The Luftwaffe of the Bundeswehr or the German Air Force (it. Luftwaffe der Bundeswehr (Lw Bw) is one of the branches of the armed forces of Germany (FRG).
The German Air Force was created in 1956, eleven years after the end of World War II. The foundation of the German army was preceded by the signing of agreements in Paris in 1954, according to which the occupation regime was abolished on the territory of the Federal Republic of Germany and its state sovereignty was restored.
The Italian light fighter-bomber Aeritalia G.91 became the first combat aircraft purchased by the German Bundeswehr (later, its licensed production was also established in Germany).
After the unification of the two Germanys on September 12, 1990, the Luftstreitkreft NNA of the GDR became part of the Luftwaffe of the Bundeswehr. At that time, the air force of Germany was the maximum, after the Second World War, the number - 100 thousand people.
After that, in connection with the end of the Cold War, a full-scale reduction of the German Air Force began.
In 2002, the number of combat aviation formations was reduced by 25%, by 30 - anti-aircraft missile units, by 50 - radar formations and rear units. The reform of the organizational and staffing structure of the Air Force operational command was completed by April 2002, and the North and South Air Force commands were disbanded in October 2002. The headquarters of the 1st Aviation Division was relocated from Karlsruhe to Furstenfeldbrück in April 2002, and in December 2003 the 34th Fighter-Bomber Squadron was disbanded. The process of transferring warehouses and storage facilities from the Air Force to the OSO began in January 2002 and ended in December 2003.
The German Air Force is headed by an inspector, who manages them through the Air Force Command.

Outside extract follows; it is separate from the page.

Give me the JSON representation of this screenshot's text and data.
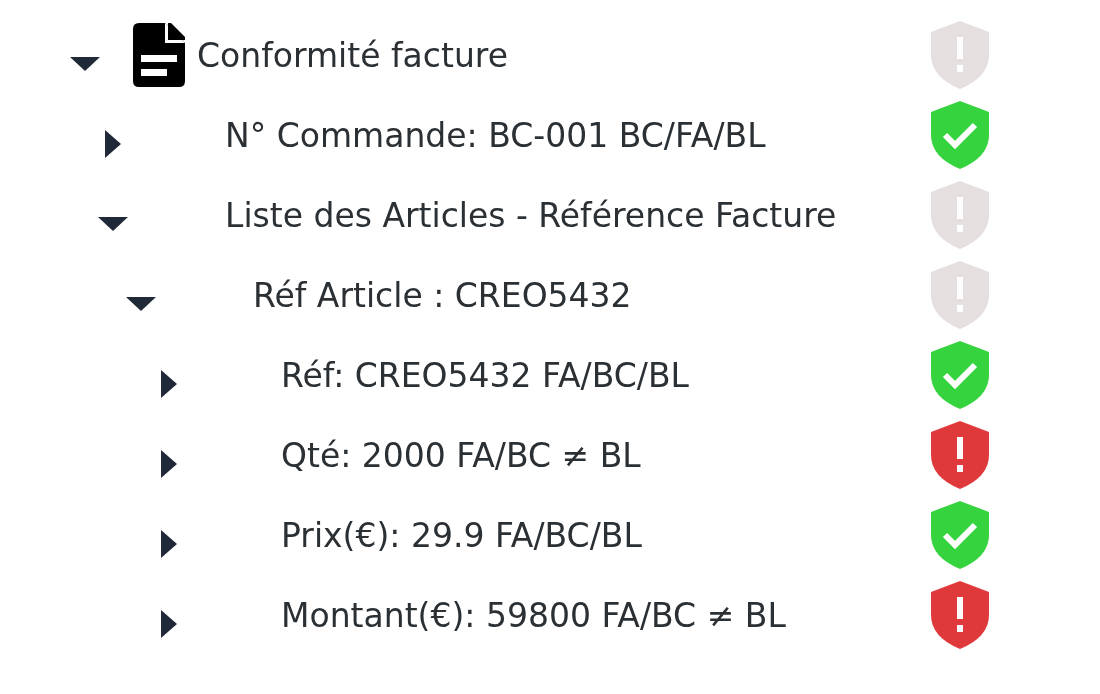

The total number of the Air Force is 28.6 thousand military personnel, they include: one reconnaissance, one fighter-bomber, four multipurpose fighter squadrons (German: Geschwader) and one anti-aircraft missile squadron, two operational control areas and a regiment for covering objects, one helicopter and the three Wings of the Military Transport Aviation (VTA), the German Ministry of Defense's aviation transport group; two regiments